All of the data is to be restated word for word.

_ _ _ _

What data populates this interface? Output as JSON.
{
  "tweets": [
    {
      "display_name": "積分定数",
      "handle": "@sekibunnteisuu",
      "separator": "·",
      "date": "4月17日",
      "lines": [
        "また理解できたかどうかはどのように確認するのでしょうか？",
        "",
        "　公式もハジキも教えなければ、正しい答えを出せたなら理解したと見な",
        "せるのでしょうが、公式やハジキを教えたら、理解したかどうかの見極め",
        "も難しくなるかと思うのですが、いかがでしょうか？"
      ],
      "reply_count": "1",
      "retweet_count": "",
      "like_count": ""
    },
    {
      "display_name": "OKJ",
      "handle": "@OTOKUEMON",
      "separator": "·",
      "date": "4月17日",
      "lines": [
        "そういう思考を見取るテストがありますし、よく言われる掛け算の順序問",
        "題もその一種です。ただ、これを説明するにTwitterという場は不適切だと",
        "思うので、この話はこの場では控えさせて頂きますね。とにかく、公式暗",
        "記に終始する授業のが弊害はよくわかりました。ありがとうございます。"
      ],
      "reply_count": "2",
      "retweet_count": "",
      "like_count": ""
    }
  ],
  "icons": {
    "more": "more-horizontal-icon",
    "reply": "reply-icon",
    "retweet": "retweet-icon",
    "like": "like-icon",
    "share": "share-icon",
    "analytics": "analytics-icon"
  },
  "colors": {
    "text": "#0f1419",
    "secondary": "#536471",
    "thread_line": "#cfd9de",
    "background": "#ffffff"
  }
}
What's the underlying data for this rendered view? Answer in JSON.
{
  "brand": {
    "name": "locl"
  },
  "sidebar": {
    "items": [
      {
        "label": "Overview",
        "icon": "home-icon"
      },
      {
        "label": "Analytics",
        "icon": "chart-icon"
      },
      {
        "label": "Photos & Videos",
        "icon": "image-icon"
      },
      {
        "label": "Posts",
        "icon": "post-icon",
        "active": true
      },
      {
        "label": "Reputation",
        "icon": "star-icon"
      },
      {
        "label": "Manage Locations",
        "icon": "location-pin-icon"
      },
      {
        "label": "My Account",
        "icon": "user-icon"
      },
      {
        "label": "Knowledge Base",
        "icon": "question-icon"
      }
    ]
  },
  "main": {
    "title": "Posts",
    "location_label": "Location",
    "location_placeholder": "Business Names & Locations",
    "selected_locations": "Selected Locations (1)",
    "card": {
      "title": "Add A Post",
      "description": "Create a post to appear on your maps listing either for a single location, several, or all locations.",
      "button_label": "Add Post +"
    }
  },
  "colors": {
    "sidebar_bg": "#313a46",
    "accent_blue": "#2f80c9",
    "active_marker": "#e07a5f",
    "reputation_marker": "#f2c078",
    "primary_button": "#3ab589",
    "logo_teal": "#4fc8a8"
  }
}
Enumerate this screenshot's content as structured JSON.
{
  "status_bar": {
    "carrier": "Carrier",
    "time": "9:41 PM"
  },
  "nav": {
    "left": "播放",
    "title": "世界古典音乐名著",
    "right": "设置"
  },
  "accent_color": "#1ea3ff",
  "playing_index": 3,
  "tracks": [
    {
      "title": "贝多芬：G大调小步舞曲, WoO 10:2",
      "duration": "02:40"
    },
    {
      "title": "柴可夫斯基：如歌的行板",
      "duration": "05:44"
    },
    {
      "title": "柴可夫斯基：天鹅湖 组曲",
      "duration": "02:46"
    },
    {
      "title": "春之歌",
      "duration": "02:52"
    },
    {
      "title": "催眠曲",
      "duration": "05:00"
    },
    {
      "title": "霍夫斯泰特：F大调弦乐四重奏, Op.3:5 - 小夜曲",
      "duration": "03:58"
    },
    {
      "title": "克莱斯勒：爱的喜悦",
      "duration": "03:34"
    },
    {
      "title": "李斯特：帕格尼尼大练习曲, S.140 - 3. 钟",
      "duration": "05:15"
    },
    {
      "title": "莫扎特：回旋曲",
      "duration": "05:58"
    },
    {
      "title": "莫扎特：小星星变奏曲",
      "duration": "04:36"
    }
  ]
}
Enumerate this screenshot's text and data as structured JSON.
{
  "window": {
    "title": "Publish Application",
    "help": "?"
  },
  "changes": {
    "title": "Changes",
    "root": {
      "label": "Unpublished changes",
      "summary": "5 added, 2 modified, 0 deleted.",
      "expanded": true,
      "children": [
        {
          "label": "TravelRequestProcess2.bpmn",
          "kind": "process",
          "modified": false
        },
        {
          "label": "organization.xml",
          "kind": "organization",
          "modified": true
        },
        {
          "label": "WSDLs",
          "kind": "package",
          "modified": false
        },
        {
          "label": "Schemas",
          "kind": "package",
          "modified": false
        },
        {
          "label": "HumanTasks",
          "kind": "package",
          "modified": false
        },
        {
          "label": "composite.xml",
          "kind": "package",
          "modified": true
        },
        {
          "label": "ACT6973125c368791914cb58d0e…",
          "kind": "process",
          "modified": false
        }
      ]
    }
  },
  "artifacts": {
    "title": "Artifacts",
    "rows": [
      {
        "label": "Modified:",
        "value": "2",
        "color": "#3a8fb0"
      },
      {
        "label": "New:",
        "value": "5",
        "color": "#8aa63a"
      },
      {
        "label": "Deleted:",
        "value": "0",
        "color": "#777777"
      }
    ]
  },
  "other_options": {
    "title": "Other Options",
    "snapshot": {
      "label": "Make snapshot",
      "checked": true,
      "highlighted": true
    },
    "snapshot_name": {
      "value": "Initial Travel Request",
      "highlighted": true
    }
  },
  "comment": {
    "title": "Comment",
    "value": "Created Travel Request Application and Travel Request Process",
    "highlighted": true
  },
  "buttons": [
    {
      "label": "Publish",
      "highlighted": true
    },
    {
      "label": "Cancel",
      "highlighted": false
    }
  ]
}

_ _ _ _

§ **Response for this exercise**
What data populates this interface? Output as JSON.
{
  "tweets": [
    {
      "display_name": "積分定数",
      "handle": "@sekibunnteisuu",
      "separator": "·",
      "date": "4月17日",
      "lines": [
        "また理解できたかどうかはどのように確認するのでしょうか？",
        "",
        "　公式もハジキも教えなければ、正しい答えを出せたなら理解したと見な",
        "せるのでしょうが、公式やハジキを教えたら、理解したかどうかの見極め",
        "も難しくなるかと思うのですが、いかがでしょうか？"
      ],
      "reply_count": "1",
      "retweet_count": "",
      "like_count": ""
    },
    {
      "display_name": "OKJ",
      "handle": "@OTOKUEMON",
      "separator": "·",
      "date": "4月17日",
      "lines": [
        "そういう思考を見取るテストがありますし、よく言われる掛け算の順序問",
        "題もその一種です。ただ、これを説明するにTwitterという場は不適切だと",
        "思うので、この話はこの場では控えさせて頂きますね。とにかく、公式暗",
        "記に終始する授業のが弊害はよくわかりました。ありがとうございます。"
      ],
      "reply_count": "2",
      "retweet_count": "",
      "like_count": ""
    }
  ],
  "icons": {
    "more": "more-horizontal-icon",
    "reply": "reply-icon",
    "retweet": "retweet-icon",
    "like": "like-icon",
    "share": "share-icon",
    "analytics": "analytics-icon"
  },
  "colors": {
    "text": "#0f1419",
    "secondary": "#536471",
    "thread_line": "#cfd9de",
    "background": "#ffffff"
  }
}
What's the underlying data for this rendered view? Answer in JSON.
{
  "brand": {
    "name": "locl"
  },
  "sidebar": {
    "items": [
      {
        "label": "Overview",
        "icon": "home-icon"
      },
      {
        "label": "Analytics",
        "icon": "chart-icon"
      },
      {
        "label": "Photos & Videos",
        "icon": "image-icon"
      },
      {
        "label": "Posts",
        "icon": "post-icon",
        "active": true
      },
      {
        "label": "Reputation",
        "icon": "star-icon"
      },
      {
        "label": "Manage Locations",
        "icon": "location-pin-icon"
      },
      {
        "label": "My Account",
        "icon": "user-icon"
      },
      {
        "label": "Knowledge Base",
        "icon": "question-icon"
      }
    ]
  },
  "main": {
    "title": "Posts",
    "location_label": "Location",
    "location_placeholder": "Business Names & Locations",
    "selected_locations": "Selected Locations (1)",
    "card": {
      "title": "Add A Post",
      "description": "Create a post to appear on your maps listing either for a single location, several, or all locations.",
      "button_label": "Add Post +"
    }
  },
  "colors": {
    "sidebar_bg": "#313a46",
    "accent_blue": "#2f80c9",
    "active_marker": "#e07a5f",
    "reputation_marker": "#f2c078",
    "primary_button": "#3ab589",
    "logo_teal": "#4fc8a8"
  }
}
Enumerate this screenshot's content as structured JSON.
{
  "status_bar": {
    "carrier": "Carrier",
    "time": "9:41 PM"
  },
  "nav": {
    "left": "播放",
    "title": "世界古典音乐名著",
    "right": "设置"
  },
  "accent_color": "#1ea3ff",
  "playing_index": 3,
  "tracks": [
    {
      "title": "贝多芬：G大调小步舞曲, WoO 10:2",
      "duration": "02:40"
    },
    {
      "title": "柴可夫斯基：如歌的行板",
      "duration": "05:44"
    },
    {
      "title": "柴可夫斯基：天鹅湖 组曲",
      "duration": "02:46"
    },
    {
      "title": "春之歌",
      "duration": "02:52"
    },
    {
      "title": "催眠曲",
      "duration": "05:00"
    },
    {
      "title": "霍夫斯泰特：F大调弦乐四重奏, Op.3:5 - 小夜曲",
      "duration": "03:58"
    },
    {
      "title": "克莱斯勒：爱的喜悦",
      "duration": "03:34"
    },
    {
      "title": "李斯特：帕格尼尼大练习曲, S.140 - 3. 钟",
      "duration": "05:15"
    },
    {
      "title": "莫扎特：回旋曲",
      "duration": "05:58"
    },
    {
      "title": "莫扎特：小星星变奏曲",
      "duration": "04:36"
    }
  ]
}
Enumerate this screenshot's text and data as structured JSON.
{
  "window": {
    "title": "Publish Application",
    "help": "?"
  },
  "changes": {
    "title": "Changes",
    "root": {
      "label": "Unpublished changes",
      "summary": "5 added, 2 modified, 0 deleted.",
      "expanded": true,
      "children": [
        {
          "label": "TravelRequestProcess2.bpmn",
          "kind": "process",
          "modified": false
        },
        {
          "label": "organization.xml",
          "kind": "organization",
          "modified": true
        },
        {
          "label": "WSDLs",
          "kind": "package",
          "modified": false
        },
        {
          "label": "Schemas",
          "kind": "package",
          "modified": false
        },
        {
          "label": "HumanTasks",
          "kind": "package",
          "modified": false
        },
        {
          "label": "composite.xml",
          "kind": "package",
          "modified": true
        },
        {
          "label": "ACT6973125c368791914cb58d0e…",
          "kind": "process",
          "modified": false
        }
      ]
    }
  },
  "artifacts": {
    "title": "Artifacts",
    "rows": [
      {
        "label": "Modified:",
        "value": "2",
        "color": "#3a8fb0"
      },
      {
        "label": "New:",
        "value": "5",
        "color": "#8aa63a"
      },
      {
        "label": "Deleted:",
        "value": "0",
        "color": "#777777"
      }
    ]
  },
  "other_options": {
    "title": "Other Options",
    "snapshot": {
      "label": "Make snapshot",
      "checked": true,
      "highlighted": true
    },
    "snapshot_name": {
      "value": "Initial Travel Request",
      "highlighted": true
    }
  },
  "comment": {
    "title": "Comment",
    "value": "Created Travel Request Application and Travel Request Process",
    "highlighted": true
  },
  "buttons": [
    {
      "label": "Publish",
      "highlighted": true
    },
    {
      "label": "Cancel",
      "highlighted": false
    }
  ]
}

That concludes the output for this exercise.